In the immediate aftermath of the global financial crisis in 2007-08, which had exposed the dubious financial practices of private multinational banks, both deposit mobilisation and credit flow of the public sector banks in India had witnessed a phase of higher growth compared to the private sector banks.
Since 2011-12 though, the deposit and credit growth rate of the PSBs declined progressively, with the private sector banks and Non-Banking Finance Companies (NBFC) gaining in market share at the cost of the PSBs. Why did this happen?
With declining corporate profitability after 2011-12, loan defaults became the norm with the private corporates offloading their losses onto the PSBs. This phenomenon was termed as ‘riskless capitalism’ by a former Governor of the Reserve Bank of India (RBI).
In this context, successive doses of capital infusion by the government have not been able to improve the capital ratios of the PSBs significantly. PSB recapitalisation under the present dispensation has been more of a taxpayer funded bailout of the loan-delinquent corporates and fraudsters. The process so far has not been very effective in yielding timely Non-performing Assets (NPA) recovery. The average recovery rate is currently 43 per cent, which implies 57 per cent haircut for the banks.
Mergers as a quick-fix
Although it doesn’t qualify as a reform, mergers have been seen as a tool to tackle the problem of NPAs. In 2017, India’s largest lender, the State Bank of India (SBI), merged with five associate banks and the Bharatiya Mahila Bank to enter the league of the world’s top-50. The government allowed state insurer Life Insurance Corporation of India (LIC) to take over IDBI Bank, the worst performer in terms of bad loans.
Last year, the government had merged Mumbai-based Dena Bank, Bengaluru’s Vijaya Bank with Bank of Baroda (BoB) from Vadodara, Gujarat. The merged entity, with total assets of over Rs14 lakh crore ($190 billion), will be India’s third-largest lender behind the State Bank of India and HDFC Bank. One of the reasons for choosing these three banks was that the two stronger ones will be able to absorb the weaker entity—Dena Bank.
With the merger announcement on August 30, the number of PSBs has come down to 12, including the State Bank of India and Bank of Baroda. Oriental Bank of Commerce and United Bank will merge into Punjab National Bank to form the nation’s second-largest lender; Canara Bank and Syndicate Bank will merge to form the fourth-largest; Union Bank of India will amalgamate with Andhra Bank and Corporation Bank to be the fifth-largest and Indian Bank will merge with Allahabad Bank to be the seventh-largest public sector bank. Six PSBs will remain independent: Bank of India, Central Bank of India, Indian Overseas Bank, Uco Bank, Bank of Maharashtra and Punjab and Sind Bank.
The merger proposal will first have to be approved by the Board of Directors of the three banks. Then the government will prepare a plan to be vetted by the Union Cabinet and both houses of parliament. The process can take up to a year.

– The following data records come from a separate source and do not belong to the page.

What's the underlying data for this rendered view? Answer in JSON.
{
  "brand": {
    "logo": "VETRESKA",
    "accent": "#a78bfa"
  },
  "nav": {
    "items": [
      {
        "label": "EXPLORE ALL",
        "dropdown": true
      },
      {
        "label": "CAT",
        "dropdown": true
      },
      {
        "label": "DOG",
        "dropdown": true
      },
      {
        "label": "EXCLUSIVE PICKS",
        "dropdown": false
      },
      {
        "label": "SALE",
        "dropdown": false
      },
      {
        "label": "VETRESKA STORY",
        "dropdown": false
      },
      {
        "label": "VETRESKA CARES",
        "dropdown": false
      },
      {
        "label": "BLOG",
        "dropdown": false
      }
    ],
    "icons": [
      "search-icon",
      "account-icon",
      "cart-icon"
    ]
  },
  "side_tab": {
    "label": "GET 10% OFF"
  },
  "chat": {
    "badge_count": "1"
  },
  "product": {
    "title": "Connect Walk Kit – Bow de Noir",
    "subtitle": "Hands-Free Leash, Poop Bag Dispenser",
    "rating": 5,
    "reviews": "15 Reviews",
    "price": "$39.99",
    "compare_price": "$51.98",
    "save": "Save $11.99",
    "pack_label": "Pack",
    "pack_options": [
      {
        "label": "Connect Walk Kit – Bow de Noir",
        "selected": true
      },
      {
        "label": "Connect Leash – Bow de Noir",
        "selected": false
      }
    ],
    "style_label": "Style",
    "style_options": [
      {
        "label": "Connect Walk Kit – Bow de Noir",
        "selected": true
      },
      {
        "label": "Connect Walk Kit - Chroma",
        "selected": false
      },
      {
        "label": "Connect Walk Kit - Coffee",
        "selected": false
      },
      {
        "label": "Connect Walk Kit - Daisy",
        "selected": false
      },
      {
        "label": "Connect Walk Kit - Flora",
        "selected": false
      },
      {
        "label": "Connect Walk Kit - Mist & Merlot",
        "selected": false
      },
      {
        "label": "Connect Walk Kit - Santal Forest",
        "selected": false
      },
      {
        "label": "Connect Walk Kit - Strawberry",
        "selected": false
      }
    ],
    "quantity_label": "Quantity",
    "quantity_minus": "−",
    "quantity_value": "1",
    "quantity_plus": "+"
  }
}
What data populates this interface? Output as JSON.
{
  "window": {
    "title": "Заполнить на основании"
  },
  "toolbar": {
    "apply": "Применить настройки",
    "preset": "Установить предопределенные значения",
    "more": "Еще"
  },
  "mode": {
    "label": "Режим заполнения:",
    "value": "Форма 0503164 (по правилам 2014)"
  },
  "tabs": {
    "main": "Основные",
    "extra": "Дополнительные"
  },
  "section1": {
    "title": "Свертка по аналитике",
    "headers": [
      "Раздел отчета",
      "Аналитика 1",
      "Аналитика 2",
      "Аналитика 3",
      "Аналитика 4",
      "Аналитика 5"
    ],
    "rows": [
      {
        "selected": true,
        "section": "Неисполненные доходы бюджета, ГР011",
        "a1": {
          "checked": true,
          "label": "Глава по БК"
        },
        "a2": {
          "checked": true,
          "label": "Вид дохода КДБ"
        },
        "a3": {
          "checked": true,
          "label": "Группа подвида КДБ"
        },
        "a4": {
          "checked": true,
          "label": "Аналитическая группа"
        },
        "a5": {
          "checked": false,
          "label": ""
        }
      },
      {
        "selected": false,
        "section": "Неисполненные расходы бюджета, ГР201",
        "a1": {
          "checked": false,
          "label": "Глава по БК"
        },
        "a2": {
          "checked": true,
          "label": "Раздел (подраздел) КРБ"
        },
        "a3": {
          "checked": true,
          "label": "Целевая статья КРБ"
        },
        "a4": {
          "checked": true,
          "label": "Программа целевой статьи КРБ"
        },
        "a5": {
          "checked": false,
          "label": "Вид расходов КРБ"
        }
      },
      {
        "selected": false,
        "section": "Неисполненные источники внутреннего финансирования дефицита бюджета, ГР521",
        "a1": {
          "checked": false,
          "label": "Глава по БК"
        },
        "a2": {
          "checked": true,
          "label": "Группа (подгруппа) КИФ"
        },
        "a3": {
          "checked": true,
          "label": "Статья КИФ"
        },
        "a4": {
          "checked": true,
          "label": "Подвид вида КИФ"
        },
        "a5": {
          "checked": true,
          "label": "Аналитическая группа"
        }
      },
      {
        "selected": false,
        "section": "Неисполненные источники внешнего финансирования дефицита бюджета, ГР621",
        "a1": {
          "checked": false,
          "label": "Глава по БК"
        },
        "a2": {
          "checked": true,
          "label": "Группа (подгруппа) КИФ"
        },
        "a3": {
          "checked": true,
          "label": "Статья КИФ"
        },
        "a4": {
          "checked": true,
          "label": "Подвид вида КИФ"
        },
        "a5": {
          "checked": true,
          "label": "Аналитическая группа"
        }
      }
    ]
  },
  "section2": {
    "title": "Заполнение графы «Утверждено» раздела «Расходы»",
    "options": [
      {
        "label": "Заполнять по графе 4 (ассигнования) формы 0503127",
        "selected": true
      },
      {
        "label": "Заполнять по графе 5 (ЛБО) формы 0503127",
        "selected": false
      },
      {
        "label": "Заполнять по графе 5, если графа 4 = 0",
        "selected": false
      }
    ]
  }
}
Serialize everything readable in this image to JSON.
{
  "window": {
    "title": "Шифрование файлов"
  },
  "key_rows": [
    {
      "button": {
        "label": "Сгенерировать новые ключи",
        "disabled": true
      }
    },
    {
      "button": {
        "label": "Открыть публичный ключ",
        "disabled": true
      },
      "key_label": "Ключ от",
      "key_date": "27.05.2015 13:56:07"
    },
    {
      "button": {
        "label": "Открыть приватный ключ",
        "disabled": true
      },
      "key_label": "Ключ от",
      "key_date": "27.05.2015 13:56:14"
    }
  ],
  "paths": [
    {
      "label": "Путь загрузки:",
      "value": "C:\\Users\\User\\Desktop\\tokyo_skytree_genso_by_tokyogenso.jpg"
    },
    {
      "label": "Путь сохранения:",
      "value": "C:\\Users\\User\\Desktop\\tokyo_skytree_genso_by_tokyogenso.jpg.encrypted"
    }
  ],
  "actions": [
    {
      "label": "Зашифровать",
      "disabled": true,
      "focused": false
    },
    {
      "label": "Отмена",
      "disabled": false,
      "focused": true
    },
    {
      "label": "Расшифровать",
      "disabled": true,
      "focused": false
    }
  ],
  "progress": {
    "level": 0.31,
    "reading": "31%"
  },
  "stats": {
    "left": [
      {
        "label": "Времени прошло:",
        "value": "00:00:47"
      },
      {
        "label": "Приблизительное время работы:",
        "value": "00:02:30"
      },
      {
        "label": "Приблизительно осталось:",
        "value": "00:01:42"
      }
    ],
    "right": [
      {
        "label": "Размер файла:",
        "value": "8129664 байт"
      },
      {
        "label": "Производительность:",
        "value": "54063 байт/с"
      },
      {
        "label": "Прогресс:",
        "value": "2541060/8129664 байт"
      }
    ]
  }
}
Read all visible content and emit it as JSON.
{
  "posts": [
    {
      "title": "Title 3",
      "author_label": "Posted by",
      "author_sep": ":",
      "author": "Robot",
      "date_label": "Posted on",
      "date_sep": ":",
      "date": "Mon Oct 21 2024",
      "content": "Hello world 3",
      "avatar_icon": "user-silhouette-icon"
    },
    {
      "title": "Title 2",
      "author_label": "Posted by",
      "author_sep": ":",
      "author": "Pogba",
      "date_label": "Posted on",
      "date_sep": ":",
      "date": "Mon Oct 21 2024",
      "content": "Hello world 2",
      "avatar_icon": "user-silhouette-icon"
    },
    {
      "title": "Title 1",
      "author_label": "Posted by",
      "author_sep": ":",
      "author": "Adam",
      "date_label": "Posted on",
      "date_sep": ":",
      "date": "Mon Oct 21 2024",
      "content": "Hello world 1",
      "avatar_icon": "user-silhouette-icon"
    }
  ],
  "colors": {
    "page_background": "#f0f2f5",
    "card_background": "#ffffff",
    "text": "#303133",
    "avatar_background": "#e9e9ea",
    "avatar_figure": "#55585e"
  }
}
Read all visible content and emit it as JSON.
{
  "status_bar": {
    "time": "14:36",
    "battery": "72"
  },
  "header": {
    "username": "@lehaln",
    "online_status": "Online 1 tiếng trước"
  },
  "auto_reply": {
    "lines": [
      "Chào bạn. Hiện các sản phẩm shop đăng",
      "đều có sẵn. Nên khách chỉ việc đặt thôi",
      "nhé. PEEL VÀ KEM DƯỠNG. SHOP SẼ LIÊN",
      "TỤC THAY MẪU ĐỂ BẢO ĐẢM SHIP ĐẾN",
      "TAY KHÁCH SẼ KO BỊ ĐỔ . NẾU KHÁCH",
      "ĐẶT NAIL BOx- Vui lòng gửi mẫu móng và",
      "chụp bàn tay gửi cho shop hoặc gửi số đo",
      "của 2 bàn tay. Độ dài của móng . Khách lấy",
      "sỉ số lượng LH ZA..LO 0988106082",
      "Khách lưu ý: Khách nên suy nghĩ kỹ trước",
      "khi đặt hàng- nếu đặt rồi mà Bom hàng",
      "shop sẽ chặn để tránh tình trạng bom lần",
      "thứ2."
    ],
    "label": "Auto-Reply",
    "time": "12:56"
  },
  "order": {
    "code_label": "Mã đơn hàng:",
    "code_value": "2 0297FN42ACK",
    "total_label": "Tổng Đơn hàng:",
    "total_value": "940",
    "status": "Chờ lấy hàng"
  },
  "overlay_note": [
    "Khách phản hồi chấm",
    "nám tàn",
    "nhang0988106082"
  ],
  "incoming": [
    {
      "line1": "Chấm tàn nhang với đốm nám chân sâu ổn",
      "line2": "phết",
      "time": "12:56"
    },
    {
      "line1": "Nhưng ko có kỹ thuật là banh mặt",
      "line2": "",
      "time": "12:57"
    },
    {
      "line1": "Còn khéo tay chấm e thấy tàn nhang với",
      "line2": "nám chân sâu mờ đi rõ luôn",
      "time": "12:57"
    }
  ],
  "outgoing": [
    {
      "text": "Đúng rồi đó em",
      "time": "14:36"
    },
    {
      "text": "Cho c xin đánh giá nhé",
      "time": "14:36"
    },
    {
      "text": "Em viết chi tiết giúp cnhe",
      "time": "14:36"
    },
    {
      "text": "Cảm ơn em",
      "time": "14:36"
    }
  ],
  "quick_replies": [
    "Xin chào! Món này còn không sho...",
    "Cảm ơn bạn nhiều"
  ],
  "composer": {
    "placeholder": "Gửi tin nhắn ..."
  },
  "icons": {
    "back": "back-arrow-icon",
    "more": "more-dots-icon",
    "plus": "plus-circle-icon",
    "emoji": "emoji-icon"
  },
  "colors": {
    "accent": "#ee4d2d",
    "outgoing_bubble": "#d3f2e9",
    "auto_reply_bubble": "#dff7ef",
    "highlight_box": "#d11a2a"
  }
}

Mergers, if implemented well, will bring synergy. This would help lower operational and funding costs and strengthen risk management practices for banks. As a result, operational efficiency could go up significantly. This would also bring about governance reforms through the streamlining of appointment process, effective control mechanisms and increased compliance. The merged bank could become a strong competitive bank with economies of scale, network synergies, low-cost deposits and subsidiaries, and the possibility of greater outreach and expansion.
On the other hand, many experts have dismissed PSB mergers and disinvestments as non-solutions which will only serve to further weaken the PSBs. What is required is a major course-correction, they say. We need to wait and watch. Some of the banks should perform better post the merger and some might not be able to synchronise and just wither away. It will take a minimum of three years to know the outcome. The jury is still out on this one.